*AIM OF THE EXERCISE*: Without reproducing any picture, copy the records word for word.

Data records:
□ □ □ □ □ □ □
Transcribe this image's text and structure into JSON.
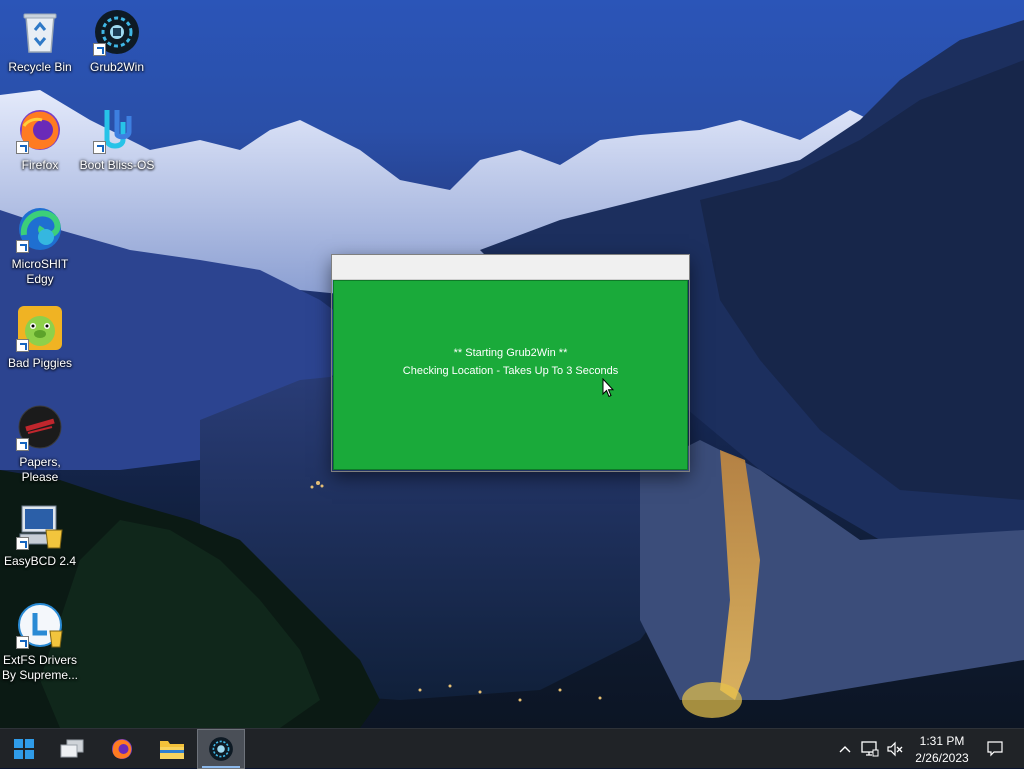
{
  "desktop": {
    "icons": [
      {
        "label": "Recycle Bin",
        "icon": "recycle-bin-icon"
      },
      {
        "label": "Grub2Win",
        "icon": "grub2win-icon"
      },
      {
        "label": "Firefox",
        "icon": "firefox-icon"
      },
      {
        "label": "Boot Bliss-OS",
        "icon": "bliss-os-icon"
      },
      {
        "label": "MicroSHIT Edgy",
        "icon": "edge-icon"
      },
      {
        "label": "Bad Piggies",
        "icon": "bad-piggies-icon"
      },
      {
        "label": "Papers, Please",
        "icon": "papers-please-icon"
      },
      {
        "label": "EasyBCD 2.4",
        "icon": "easybcd-icon"
      },
      {
        "label": "ExtFS Drivers By Supreme...",
        "icon": "extfs-drivers-icon"
      }
    ]
  },
  "dialog": {
    "line1": "** Starting Grub2Win **",
    "line2": "Checking Location - Takes Up To 3 Seconds",
    "background": "#1aaa3a"
  },
  "taskbar": {
    "items": [
      {
        "name": "start",
        "icon": "windows-start-icon"
      },
      {
        "name": "task-view",
        "icon": "task-view-icon"
      },
      {
        "name": "firefox",
        "icon": "firefox-icon"
      },
      {
        "name": "file-explorer",
        "icon": "folder-icon"
      },
      {
        "name": "grub2win",
        "icon": "grub2win-icon",
        "active": true
      }
    ],
    "tray": {
      "icons": [
        "chevron-up-icon",
        "network-icon",
        "volume-muted-icon"
      ],
      "time": "1:31 PM",
      "date": "2/26/2023",
      "notification_icon": "notification-icon"
    },
    "background": "#202327"
  }
}
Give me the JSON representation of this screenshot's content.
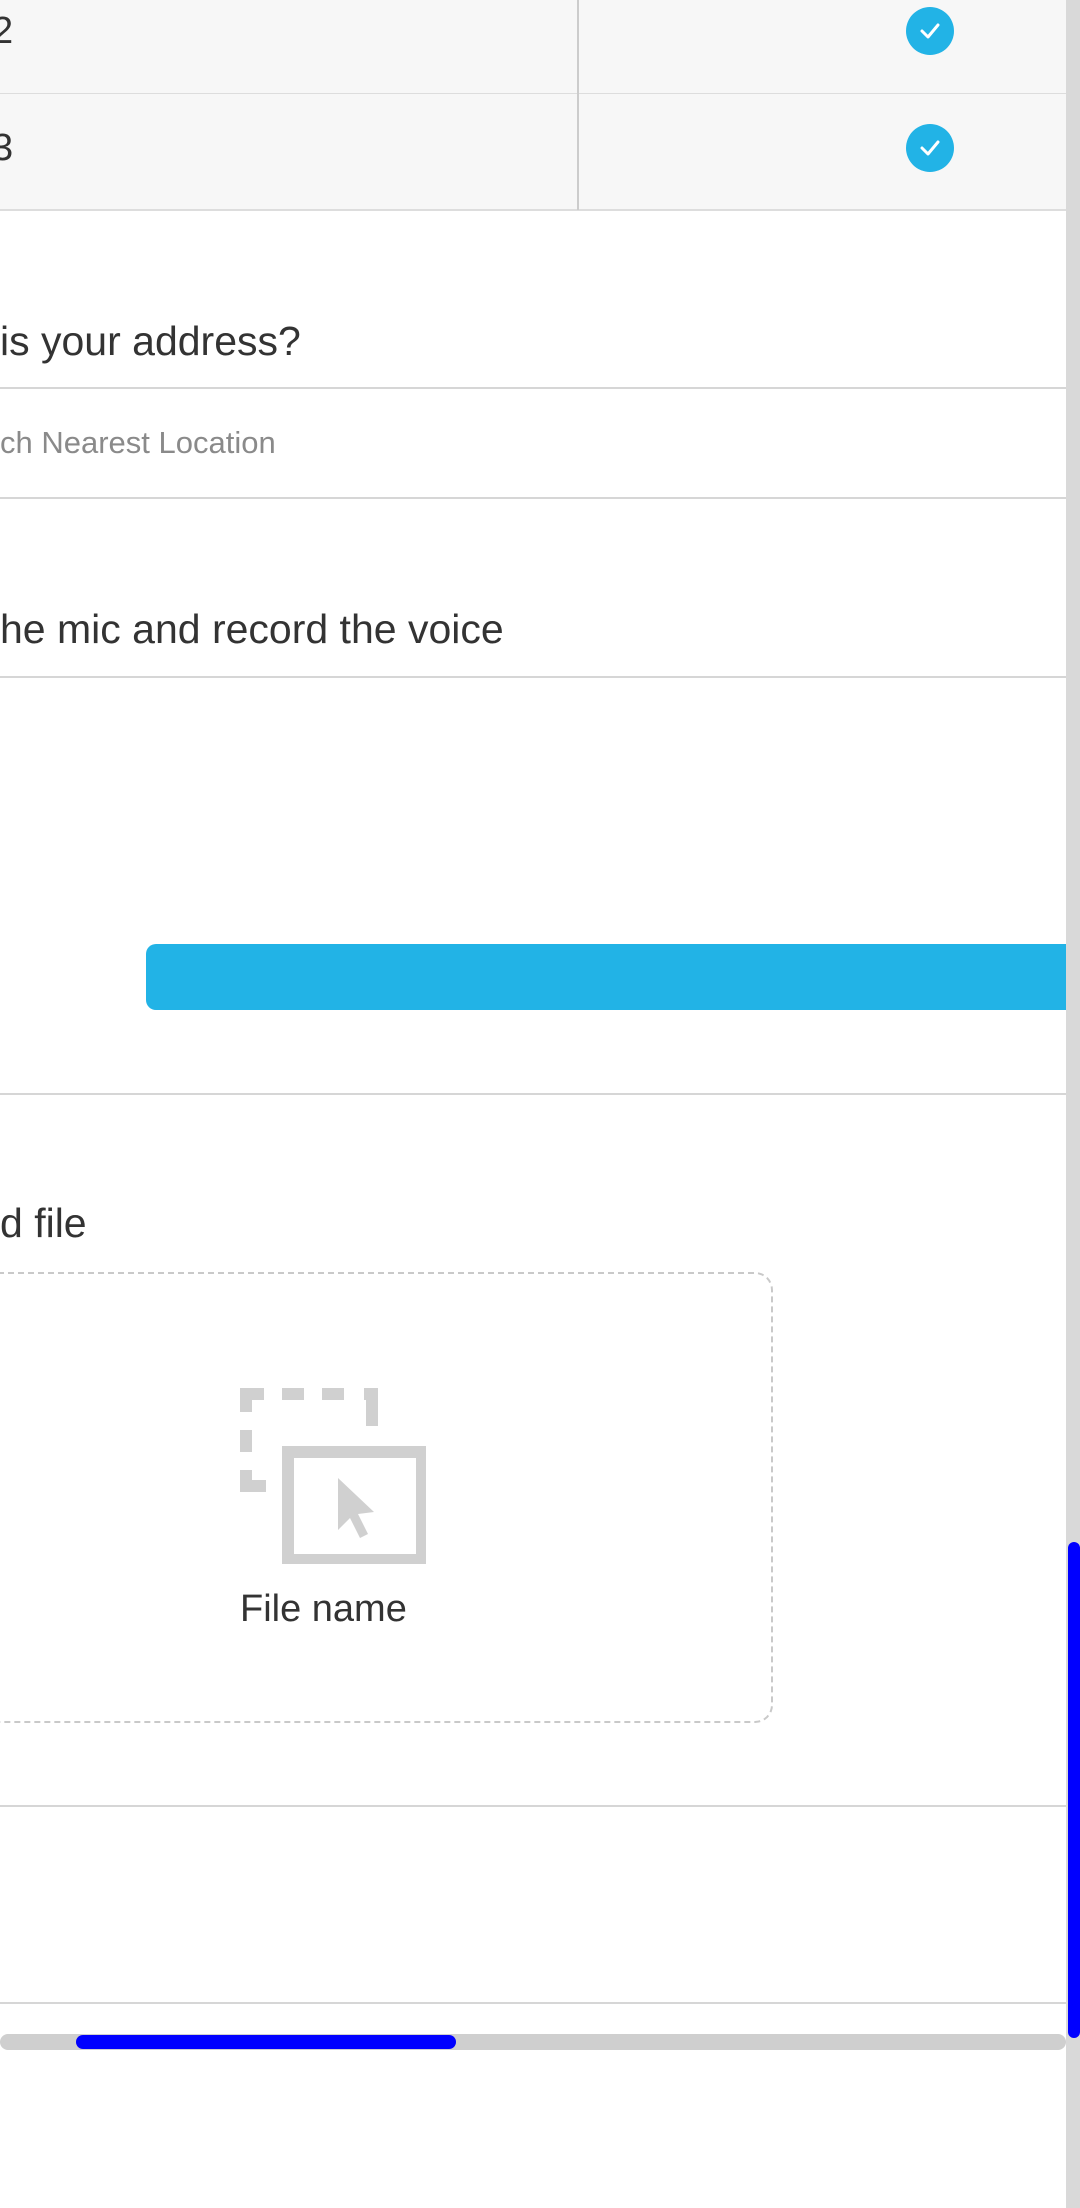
{
  "table": {
    "rows": [
      {
        "label": "2",
        "checked": true
      },
      {
        "label": "3",
        "checked": true
      }
    ]
  },
  "address": {
    "question": "is your address?",
    "placeholder": "ch Nearest Location"
  },
  "voice": {
    "question": "he mic and record the voice"
  },
  "upload": {
    "title": "d file",
    "file_name": "File name",
    "icon": "file-drop-icon"
  },
  "colors": {
    "accent": "#22b3e6",
    "scrollbar_thumb": "#0000ff"
  }
}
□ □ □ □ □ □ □
*OUTPUT FOR THIS TASK*:
Transcribe this image's text and structure into JSON.
{
  "desktop": {
    "icons": [
      {
        "label": "Recycle Bin",
        "icon": "recycle-bin-icon"
      },
      {
        "label": "Grub2Win",
        "icon": "grub2win-icon"
      },
      {
        "label": "Firefox",
        "icon": "firefox-icon"
      },
      {
        "label": "Boot Bliss-OS",
        "icon": "bliss-os-icon"
      },
      {
        "label": "MicroSHIT Edgy",
        "icon": "edge-icon"
      },
      {
        "label": "Bad Piggies",
        "icon": "bad-piggies-icon"
      },
      {
        "label": "Papers, Please",
        "icon": "papers-please-icon"
      },
      {
        "label": "EasyBCD 2.4",
        "icon": "easybcd-icon"
      },
      {
        "label": "ExtFS Drivers By Supreme...",
        "icon": "extfs-drivers-icon"
      }
    ]
  },
  "dialog": {
    "line1": "** Starting Grub2Win **",
    "line2": "Checking Location - Takes Up To 3 Seconds",
    "background": "#1aaa3a"
  },
  "taskbar": {
    "items": [
      {
        "name": "start",
        "icon": "windows-start-icon"
      },
      {
        "name": "task-view",
        "icon": "task-view-icon"
      },
      {
        "name": "firefox",
        "icon": "firefox-icon"
      },
      {
        "name": "file-explorer",
        "icon": "folder-icon"
      },
      {
        "name": "grub2win",
        "icon": "grub2win-icon",
        "active": true
      }
    ],
    "tray": {
      "icons": [
        "chevron-up-icon",
        "network-icon",
        "volume-muted-icon"
      ],
      "time": "1:31 PM",
      "date": "2/26/2023",
      "notification_icon": "notification-icon"
    },
    "background": "#202327"
  }
}
Give me the JSON representation of this screenshot's content.
{
  "table": {
    "rows": [
      {
        "label": "2",
        "checked": true
      },
      {
        "label": "3",
        "checked": true
      }
    ]
  },
  "address": {
    "question": "is your address?",
    "placeholder": "ch Nearest Location"
  },
  "voice": {
    "question": "he mic and record the voice"
  },
  "upload": {
    "title": "d file",
    "file_name": "File name",
    "icon": "file-drop-icon"
  },
  "colors": {
    "accent": "#22b3e6",
    "scrollbar_thumb": "#0000ff"
  }
}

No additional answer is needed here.